A while back, I was sitting at my desk and a fellow programmer wandered by and chuckled to himself. He turned to me and asked the following question "If I walk up to pay for something at the store and need 69 cents, what are the odds that I will reach in my pocket and pull out exactly 69 cents?".
I thought for a second and said "Probably like on in a gadgillion..."
Of course, him being an esteemed mathematician he smugly answered "WRONG, it is precisely 1 in 100"
After precisely 7 picoseconds I asked a couple of somewhat random questions:
#1 How many coins can you fit in your pocket?
#2 Is it possible to get 69 cents using just quarters?
#3 Do you always empty your pockets as soon as you have more than 100 cents?
He shut me down by saying "you're falling victim to the gambler's fallacy".
Let me do a quick explanation. The gambler's fallacy is basically explaining how people will irrationally think the probability of a future event is based on past events... even when they aren't. For example: If I flip a coin once and it lands on heads, I had a roughly 50-50 chance that it would land on heads. If I flip it again the probably is still the same that it will land on heads.
Interestingly enough, after a few hours, he came back and said "you know what, I think you're right, it probably is at least like one in a million". He went on to give some other questions that need to be answered in order to get an accurate probability.
#1 Do you collect antique coins?
#2 Do you have foreign currency in you pocket?
#3 Does your pocket have a hole in it?
#4 Do you HAVE pockets?

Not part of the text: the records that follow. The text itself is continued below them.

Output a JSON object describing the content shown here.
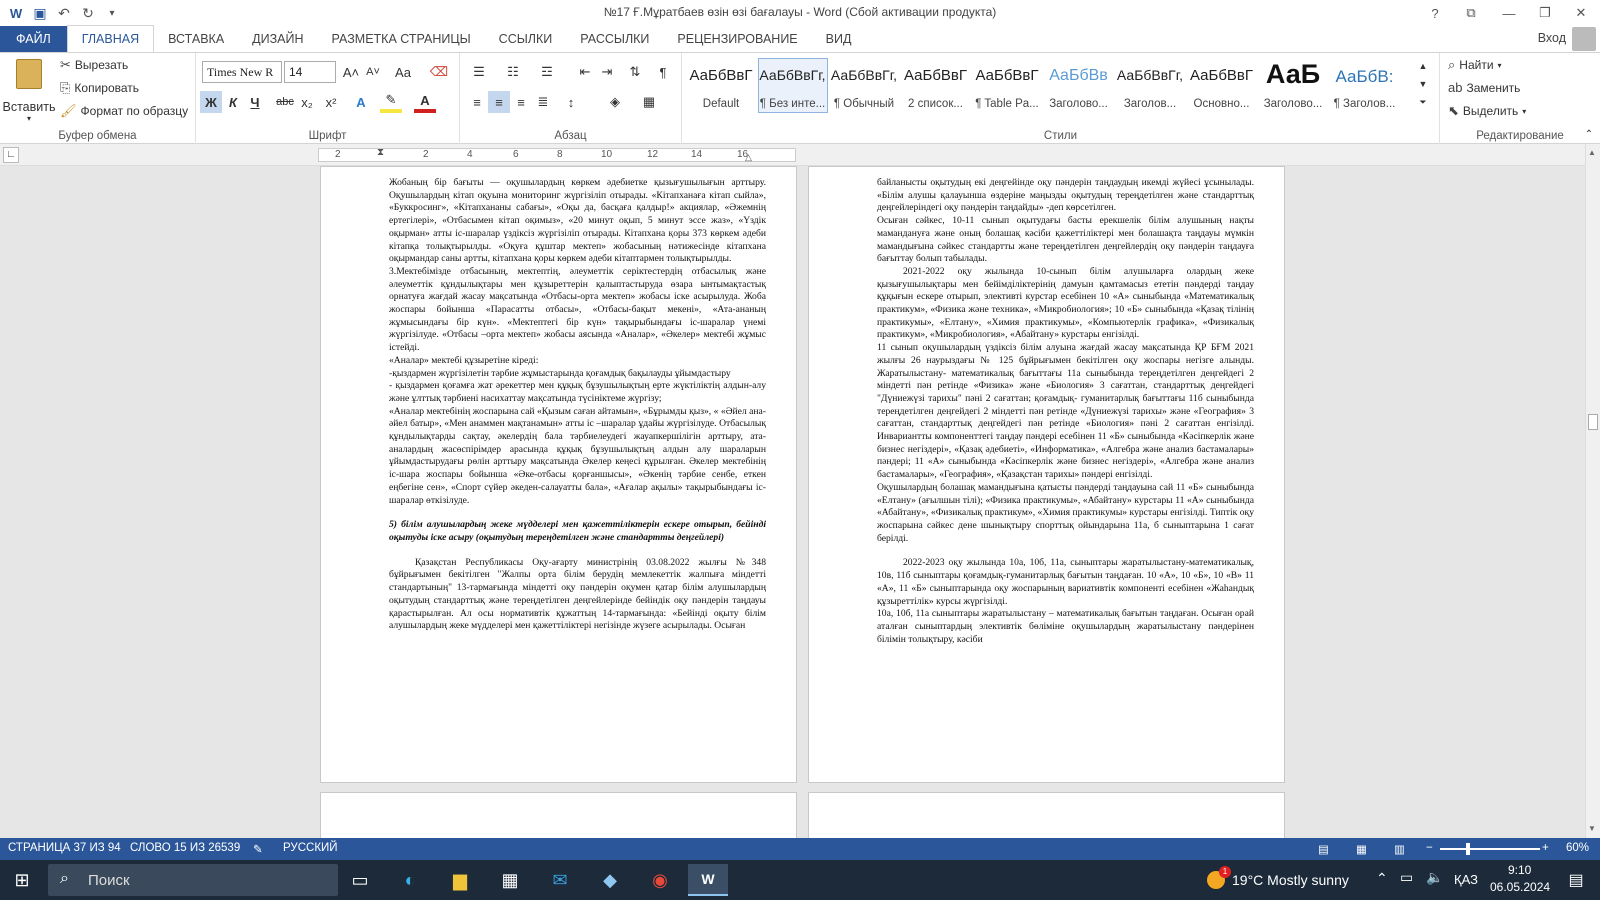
{
  "window": {
    "title": "№17 Ғ.Мұратбаев өзін өзі бағалауы - Word (Сбой активации продукта)",
    "help": "?",
    "controls": [
      "❐",
      "—",
      "❐",
      "✕"
    ]
  },
  "quick_access": {
    "app_icon": "W",
    "save": "💾",
    "undo": "↶",
    "redo": "↻",
    "more": "⁼"
  },
  "tabs": [
    "ФАЙЛ",
    "ГЛАВНАЯ",
    "ВСТАВКА",
    "ДИЗАЙН",
    "РАЗМЕТКА СТРАНИЦЫ",
    "ССЫЛКИ",
    "РАССЫЛКИ",
    "РЕЦЕНЗИРОВАНИЕ",
    "ВИД"
  ],
  "active_tab": "ГЛАВНАЯ",
  "signin": "Вход",
  "clipboard": {
    "label": "Буфер обмена",
    "paste": "Вставить",
    "cut": "Вырезать",
    "copy": "Копировать",
    "format_painter": "Формат по образцу"
  },
  "font": {
    "label": "Шрифт",
    "name": "Times New R",
    "size": "14",
    "grow": "A˄",
    "shrink": "A˅",
    "case": "Aa",
    "bold": "Ж",
    "italic": "К",
    "underline": "Ч",
    "strike": "abc",
    "sub": "x₂",
    "sup": "x²"
  },
  "paragraph": {
    "label": "Абзац"
  },
  "styles": {
    "label": "Стили",
    "items": [
      {
        "preview": "АаБбВвГ",
        "name": "Default"
      },
      {
        "preview": "АаБбВвГг,",
        "name": "¶ Без инте..."
      },
      {
        "preview": "АаБбВвГг,",
        "name": "¶ Обычный"
      },
      {
        "preview": "АаБбВвГ",
        "name": "2 список..."
      },
      {
        "preview": "АаБбВвГ",
        "name": "¶ Table Pa..."
      },
      {
        "preview": "АаБбВв",
        "name": "Заголово..."
      },
      {
        "preview": "АаБбВвГг,",
        "name": "Заголов..."
      },
      {
        "preview": "АаБбВвГ",
        "name": "Основно..."
      },
      {
        "preview": "АаБ",
        "name": "Заголово..."
      },
      {
        "preview": "АаБбВ:",
        "name": "¶ Заголов..."
      }
    ]
  },
  "editing": {
    "label": "Редактирование",
    "find": "Найти",
    "replace": "Заменить",
    "select": "Выделить"
  },
  "ruler": {
    "marks": [
      "2",
      "2",
      "4",
      "6",
      "8",
      "10",
      "12",
      "14",
      "16"
    ]
  },
  "page_left": [
    {
      "text": "Жобаның бір бағыты — оқушылардың көркем әдебиетке қызығушылығын арттыру. Оқушылардың кітап оқуына мониторинг жүргізіліп отырады. «Кітапханаға кітап сыйла», «Буккросинг», «Кітапхананы сабағы», «Оқы да, басқаға қалдыр!» акциялар, «Әжемнің ертегілері», «Отбасымен кітап оқимыз», «20 минут оқып, 5 минут эссе жаз», «Үздік оқырман» атты іс-шаралар үздіксіз жүргізіліп отырады. Кітапхана қоры 373 көркем әдеби кітапқа толықтырылды. «Оқуға құштар мектеп» жобасының нәтижесінде кітапхана оқырмандар саны артты, кітапхана қоры көркем әдеби кітаптармен толықтырылды.",
      "cls": ""
    },
    {
      "text": "3.Мектебімізде отбасының, мектептің, әлеуметтік серіктестердің отбасылық және әлеуметтік құндылықтары мен құзыреттерін қалыптастыруда өзара ынтымақтастық орнатуға жағдай жасау мақсатында «Отбасы-орта мектеп» жобасы іске асырылуда. Жоба жоспары бойынша «Парасатты отбасы», «Отбасы-бақыт мекені», «Ата-ананың жұмысындағы бір күн». «Мектептегі бір күн» тақырыбындағы іс-шаралар үнемі жүргізілуде. «Отбасы –орта мектеп» жобасы аясында «Аналар», «Әкелер» мектебі жұмыс істейді.",
      "cls": ""
    },
    {
      "text": "«Аналар» мектебі құзыретіне кіреді:",
      "cls": ""
    },
    {
      "text": "-қыздармен жүргізілетін тәрбие жұмыстарында қоғамдық бақылауды ұйымдастыру",
      "cls": ""
    },
    {
      "text": "- қыздармен қоғамға жат әрекеттер мен құқық бұзушылықтың ерте жүктіліктің алдын-алу және ұлттық тәрбиені насихаттау мақсатында түсініктеме жүргізу;",
      "cls": ""
    },
    {
      "text": "«Аналар мектебінің жоспарына сай «Қызым саған айтамын», «Бұрымды қыз», « «Әйел ана-әйел батыр», «Мен анаммен мақтанамын» атты іс –шаралар ұдайы жүргізілуде. Отбасылық құндылықтарды сақтау, әкелердің бала тәрбиелеудегі жауапкершілігін арттыру, ата-аналардың жасөспірімдер арасында құқық бұзушылықтың алдын алу шараларын ұйымдастырудағы рөлін арттыру мақсатында Әкелер кеңесі құрылған. Әкелер мектебінің іс-шара жоспары бойынша «Әке-отбасы қорғаншысы», «Әкенің тәрбие сенбе, еткен еңбегіне сен», «Спорт сүйер әкеден-салауатты бала», «Ағалар ақылы» тақырыбындағы іс-шаралар өткізілуде.",
      "cls": ""
    },
    {
      "text": "5) білім алушылардың жеке мүдделері мен қажеттіліктерін ескере отырып, бейінді оқытуды іске асыру (оқытудың тереңдетілген және стандартты деңгейлері)",
      "cls": "bi gap"
    },
    {
      "text": "Қазақстан Республикасы Оқу-ағарту министрінің 03.08.2022 жылғы №348 бұйрығымен бекітілген \"Жалпы орта білім берудің мемлекеттік жалпыға міндетті стандартының\" 13-тармағында міндетті оқу пәндерін оқумен қатар білім алушылардың оқытудың стандарттық және тереңдетілген деңгейлерінде бейіндік оқу пәндерін таңдауы қарастырылған. Ал осы нормативтік құжаттың 14-тармағында: «Бейінді оқыту білім алушылардың жеке мүдделері мен қажеттіліктері негізінде жүзеге асырылады. Осыған",
      "cls": "ind gap"
    }
  ],
  "page_right": [
    {
      "text": "байланысты оқытудың екі деңгейінде оқу пәндерін таңдаудың икемді жүйесі ұсынылады. «Білім алушы қалауынша өздеріне маңызды оқытудың тереңдетілген және стандарттық деңгейлеріндегі оқу пәндерін таңдайды» -деп көрсетілген.",
      "cls": ""
    },
    {
      "text": "Осыған сәйкес, 10-11 сынып оқытудағы басты ерекшелік білім алушының нақты мамандануға және оның болашақ кәсіби қажеттіліктері мен болашақта таңдауы мүмкін мамандығына сәйкес стандартты және тереңдетілген деңгейлердің оқу пәндерін таңдауға бағыттау болып табылады.",
      "cls": ""
    },
    {
      "text": "2021-2022 оқу жылында 10-сынып білім алушыларға олардың жеке қызығушылықтары мен бейімділіктерінің дамуын қамтамасыз ететін пәндерді таңдау құқығын ескере отырып, элективті курстар есебінен 10 «А» сыныбында «Математикалық практикум», «Физика және техника», «Микробиология»; 10 «Б» сыныбында «Қазақ тілінің практикумы», «Елтану», «Химия практикумы», «Компьютерлік графика», «Физикалық практикум», «Микробиология», «Абайтану» курстары енгізілді.",
      "cls": "ind"
    },
    {
      "text": "11 сынып оқушылардың үздіксіз білім алуына жағдай жасау мақсатында ҚР БҒМ 2021 жылғы 26 наурыздағы № 125 бұйрығымен бекітілген оқу жоспары негізге алынды. Жаратылыстану- математикалық бағыттағы 11а сыныбында тереңдетілген деңгейдегі 2 міндетті пән ретінде «Физика» және «Биология» 3 сағаттан, стандарттық деңгейдегі \"Дүниежүзі тарихы\" пәні 2 сағаттан; қоғамдық- гуманитарлық бағыттағы 11б сыныбында тереңдетілген деңгейдегі 2 міндетті пән ретінде «Дүниежүзі тарихы» және «География» 3 сағаттан, стандарттық деңгейдегі пән ретінде «Биология» пәні 2 сағаттан енгізілді. Инвариантты компоненттегі таңдау пәндері есебінен 11 «Б» сыныбында «Кәсіпкерлік және бизнес негіздері», «Қазақ әдебиеті», «Информатика», «Алгебра және анализ бастамалары» пәндері; 11 «А» сыныбында «Кәсіпкерлік және бизнес негіздері», «Алгебра және анализ бастамалары», «География», «Қазақстан тарихы» пәндері енгізілді.",
      "cls": ""
    },
    {
      "text": "Оқушылардың болашақ мамандығына қатысты пәндерді таңдауына сай 11 «Б» сыныбында «Елтану» (ағылшын тілі); «Физика практикумы», «Абайтану» курстары 11 «А» сыныбында «Абайтану», «Физикалық практикум», «Химия практикумы» курстары енгізілді. Типтік оқу жоспарына сәйкес дене шынықтыру спорттық ойындарына 11а, б сыныптарына 1 сағат берілді.",
      "cls": ""
    },
    {
      "text": "2022-2023 оқу жылында 10а, 10б, 11а, сыныптары жаратылыстану-математикалық, 10в, 11б сыныптары қоғамдық-гуманитарлық бағытын таңдаған. 10 «А», 10 «Б», 10 «В» 11 «А», 11 «Б» сыныптарында оқу жоспарының вариативтік компоненті есебінен «Жаһандық құзыреттілік» курсы жүргізілді.",
      "cls": "ind gap"
    },
    {
      "text": "10а, 10б, 11а сыныптары жаратылыстану – математикалық бағытын таңдаған. Осыған орай аталған сыныптардың элективтік бөліміне оқушылардың жаратылыстану пәндерінен білімін толықтыру, кәсіби",
      "cls": ""
    }
  ],
  "status": {
    "page": "СТРАНИЦА 37 ИЗ 94",
    "words": "СЛОВО 15 ИЗ 26539",
    "lang": "РУССКИЙ",
    "zoom": "60%"
  },
  "taskbar": {
    "search": "Поиск",
    "weather": "19°C  Mostly sunny",
    "lang": "ҚАЗ",
    "time": "9:10",
    "date": "06.05.2024",
    "notif": "1"
  }
}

So, the next time someone is too stupid to understand simple things like the gambler's fallacy, make sure you aren't too smart to forget that the world is a really untidy and complicated place.